The tubing is connected with a hose clamp to a piece of scrap copper that I had on hand. The tie wraps are just to hold the copper in place while I checked to see if this system really would work. Of course, that was about 12 batches ago, so I guess it might be time to cut the tie wraps off and solder the thing together. :-)

Looking inside the kettle. In this version I have a copper T on the end and two pieces split off in opposite directions. This works great, but I don't think the T is really needed, so I switched to just a plain bend the main line to form a gentle angle. (Look at the photo above and you'll see it is just a simple bend to form a J in the tubing. No more T like this photo shows.) (The copper at the top of the photo is just a reflection of the immersion chiller coils. It isn't any thing additional.)

Here is a better shot inside the coil. You can see where the copper line leads inside the coil to return the wort. The idea is to force the wort through the coils for more rapid chilling. I was very happy to find that this setup resulted in a very fast whirlpool also.

Ideally, I think having a coil that was the same diameter as the inside of the kettle would be perfect. Right now the coil does get in the way of the trub pile a little, though it is much better than you'd think.

Again, the T worked really well, but a single line return works just as well. The important thing is the angle of attack of the return. It should be between 30 and 45 degrees off the kettle side. Play with it and you can get a really fast whirlpool going.

Here is the whole thing during a brew session. Notice, the cover needs to go on the kettle and you have to hook up your chilling water and waste water line like a normal immersion chiller.

As I mentioned in the text above, I love this setup for its ability to chill wort down to lager pitching temperatures. As anyone who knows me will tell you, I like to pitch my lagers at ~43F (6C). And I also don't like cold break in my lager. This setup lets me get the wort nice a cold, plus leave the cold break behind.
In this photo, I'm using a second March pump to pump ice water through the chiller and back into the bucket. The bucket starts out with a bunch of ice from the ice maker in the fridge and about a half gallon of water.

It was really quite warm the other day, but regardless of tap water temperature, I was able to get my wort down to lager temps. In this photo the thermometer on the kettle reads 46F (8C) and it is almost down to my preferred pitching temp. You can also see the amount of condensation on the outside of the kettle

Q: Has anyone else tried this yet?

A: Yes, lots of folks have tried it and emailed me that they've had great results. For example, Michael wrote:

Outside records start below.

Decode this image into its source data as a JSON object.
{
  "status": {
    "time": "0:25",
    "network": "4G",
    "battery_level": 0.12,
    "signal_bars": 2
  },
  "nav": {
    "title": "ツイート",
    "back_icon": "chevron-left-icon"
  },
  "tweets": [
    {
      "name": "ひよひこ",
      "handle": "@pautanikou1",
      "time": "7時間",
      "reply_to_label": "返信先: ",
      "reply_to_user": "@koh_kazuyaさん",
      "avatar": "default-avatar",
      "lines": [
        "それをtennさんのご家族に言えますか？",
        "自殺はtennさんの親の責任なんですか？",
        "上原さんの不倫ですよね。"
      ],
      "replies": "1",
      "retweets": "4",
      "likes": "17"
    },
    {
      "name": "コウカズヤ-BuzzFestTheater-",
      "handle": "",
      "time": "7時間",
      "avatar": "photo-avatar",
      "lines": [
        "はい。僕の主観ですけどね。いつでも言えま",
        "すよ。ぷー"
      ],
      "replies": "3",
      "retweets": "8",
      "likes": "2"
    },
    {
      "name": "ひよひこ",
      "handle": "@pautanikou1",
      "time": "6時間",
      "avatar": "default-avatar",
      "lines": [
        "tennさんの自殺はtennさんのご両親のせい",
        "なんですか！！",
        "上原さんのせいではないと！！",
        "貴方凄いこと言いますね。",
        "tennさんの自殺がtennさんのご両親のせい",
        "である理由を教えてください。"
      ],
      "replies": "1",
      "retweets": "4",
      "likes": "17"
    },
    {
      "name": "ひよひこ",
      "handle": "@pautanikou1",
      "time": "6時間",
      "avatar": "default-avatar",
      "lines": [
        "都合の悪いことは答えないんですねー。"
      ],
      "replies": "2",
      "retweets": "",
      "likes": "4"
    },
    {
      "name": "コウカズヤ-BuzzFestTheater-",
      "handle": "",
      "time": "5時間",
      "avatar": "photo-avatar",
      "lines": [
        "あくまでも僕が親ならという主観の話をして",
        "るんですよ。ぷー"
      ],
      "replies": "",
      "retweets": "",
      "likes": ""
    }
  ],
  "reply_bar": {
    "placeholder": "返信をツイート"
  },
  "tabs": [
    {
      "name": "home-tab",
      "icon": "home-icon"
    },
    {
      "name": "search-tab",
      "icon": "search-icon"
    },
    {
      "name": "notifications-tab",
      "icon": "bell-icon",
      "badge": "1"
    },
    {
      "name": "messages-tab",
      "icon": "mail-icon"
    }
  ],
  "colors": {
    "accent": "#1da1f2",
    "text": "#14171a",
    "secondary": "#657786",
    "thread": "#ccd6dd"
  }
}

"JZ, It's been a few months since I told you that I thought the Whirlpool Immersion Chiller (WIC) was the best thing since sliced bread. I'm still using rock salt with your design for chilling to lager temps, but have eliminated that step on ales. It's plenty fast without rock salt if I'm chilling to ale temps for 5 gallon batches, especially now that it's cold in Indiana. I took a 5 gallon batch from flame out to 65 degF in 5 minutes this past Saturday. Wow!

The best news I have for you is that my American IPA won 3rd best of show at the Chicago Beer Society's Spooky Brew competition 2 weeks ago. My APAs and American IPAs are just incredible now that I am using the WIC. I'm getting unbelievable flavor/aroma from all of my late hop additions. I've done well in competitions since I started brewing 2 years ago, but this is the first time I've placed in the BOS round. Afterwards, Randy Mosher came up to me and told me how impressed the BOS judges were with the hop flavor of my IPA. I was pretty stunned to hear those words from a legend. =)

Thank you for sharing your ideas through the mrmalty website."

I think that is a great story and it makes me feel like the time spent putting up these pages is worth it. It is really neat to share a little information and help a brewing brother or sister make better beer. Very cool.

Other Media

If you're interested in learning about brewing all of the different styles



Chris White (White Labs) and I wrote this book on yeast.It is all about



The Secret to Big Hop Aroma and Flavor Fourteen Essential Questions About Yeast Starters Yeast Pitching Rates and How to Make Proper Starters Whirlpool/Immersion Chiller Brewshed and Walk-in Cooler